WHAT IS BEING ASKED:
Copy each line of the records below that mentions the word "description".

[Excerpts from an interface dataset]
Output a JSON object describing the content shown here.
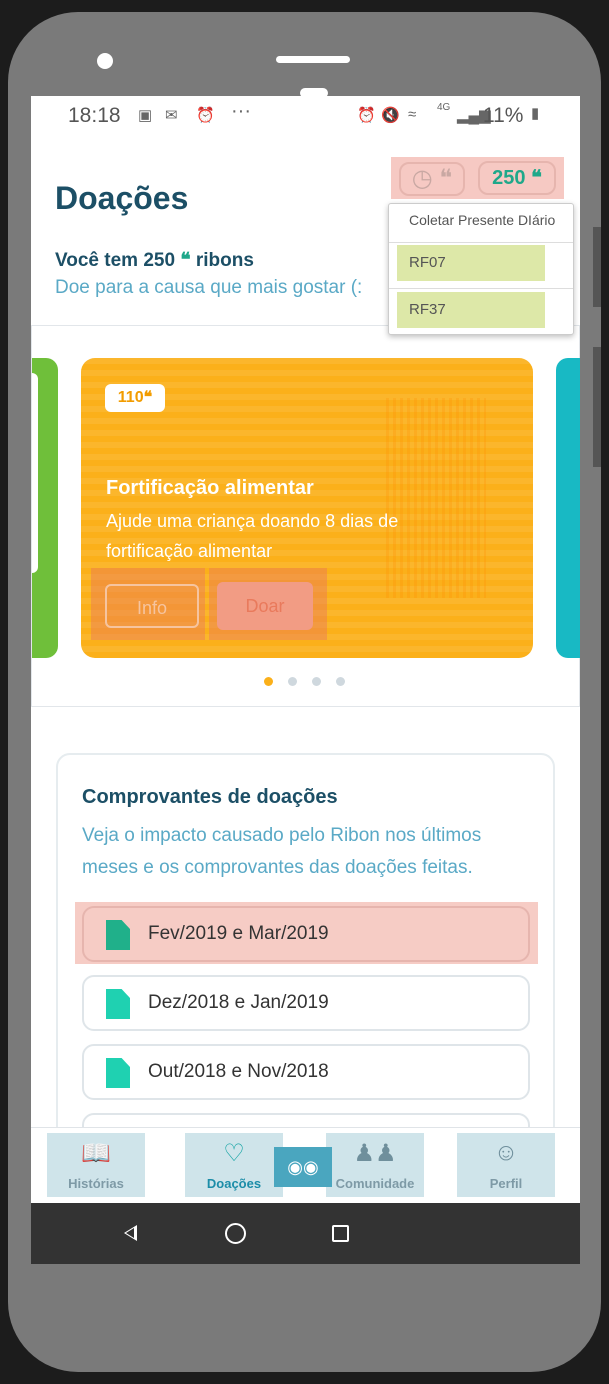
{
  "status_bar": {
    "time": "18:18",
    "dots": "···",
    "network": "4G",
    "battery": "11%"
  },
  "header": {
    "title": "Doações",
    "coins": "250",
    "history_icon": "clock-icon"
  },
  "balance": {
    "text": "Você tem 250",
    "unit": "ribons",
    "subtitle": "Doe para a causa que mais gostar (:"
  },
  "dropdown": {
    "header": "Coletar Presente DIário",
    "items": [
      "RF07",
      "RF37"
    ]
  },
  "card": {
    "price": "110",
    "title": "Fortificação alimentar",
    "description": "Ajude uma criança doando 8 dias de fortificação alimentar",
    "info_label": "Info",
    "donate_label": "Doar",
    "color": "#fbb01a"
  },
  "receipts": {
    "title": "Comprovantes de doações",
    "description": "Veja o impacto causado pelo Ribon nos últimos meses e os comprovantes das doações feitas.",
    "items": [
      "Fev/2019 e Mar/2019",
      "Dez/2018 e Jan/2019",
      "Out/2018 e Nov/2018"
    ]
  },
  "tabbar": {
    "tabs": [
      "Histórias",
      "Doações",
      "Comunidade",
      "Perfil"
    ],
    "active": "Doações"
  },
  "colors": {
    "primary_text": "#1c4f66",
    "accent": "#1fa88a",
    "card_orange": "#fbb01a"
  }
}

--

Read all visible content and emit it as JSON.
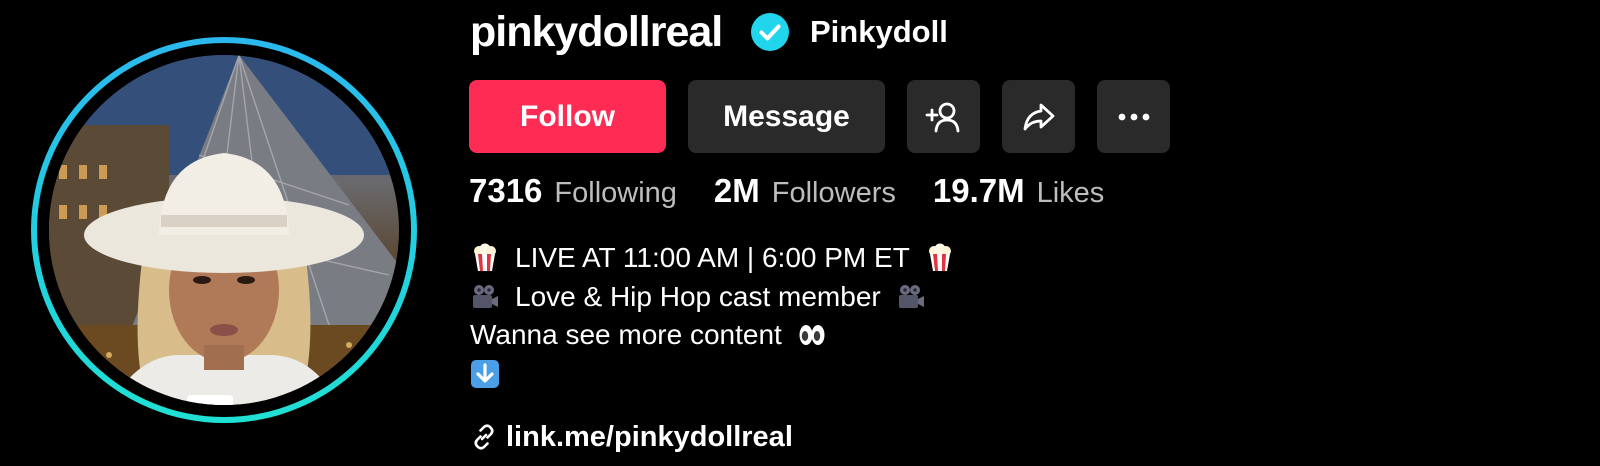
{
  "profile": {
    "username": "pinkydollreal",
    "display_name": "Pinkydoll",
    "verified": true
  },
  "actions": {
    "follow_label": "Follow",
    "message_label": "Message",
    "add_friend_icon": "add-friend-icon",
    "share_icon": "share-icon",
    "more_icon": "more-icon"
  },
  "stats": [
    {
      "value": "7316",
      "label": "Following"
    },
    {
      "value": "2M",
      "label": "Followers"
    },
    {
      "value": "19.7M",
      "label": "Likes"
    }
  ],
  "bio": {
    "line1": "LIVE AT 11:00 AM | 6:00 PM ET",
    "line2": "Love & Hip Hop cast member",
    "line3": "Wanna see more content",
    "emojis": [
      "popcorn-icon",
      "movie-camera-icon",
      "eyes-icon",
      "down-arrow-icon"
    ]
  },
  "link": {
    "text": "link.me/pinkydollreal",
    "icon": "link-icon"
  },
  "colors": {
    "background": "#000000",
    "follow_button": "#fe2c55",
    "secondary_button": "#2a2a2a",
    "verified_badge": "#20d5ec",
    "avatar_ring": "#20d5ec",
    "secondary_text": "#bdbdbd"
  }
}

SOLVED PROBLEM:
    "description": "Ajude uma criança doando 8 dias de fortificação alimentar",
    "description": "Veja o impacto causado pelo Ribon nos últimos meses e os comprovantes das doações feitas.",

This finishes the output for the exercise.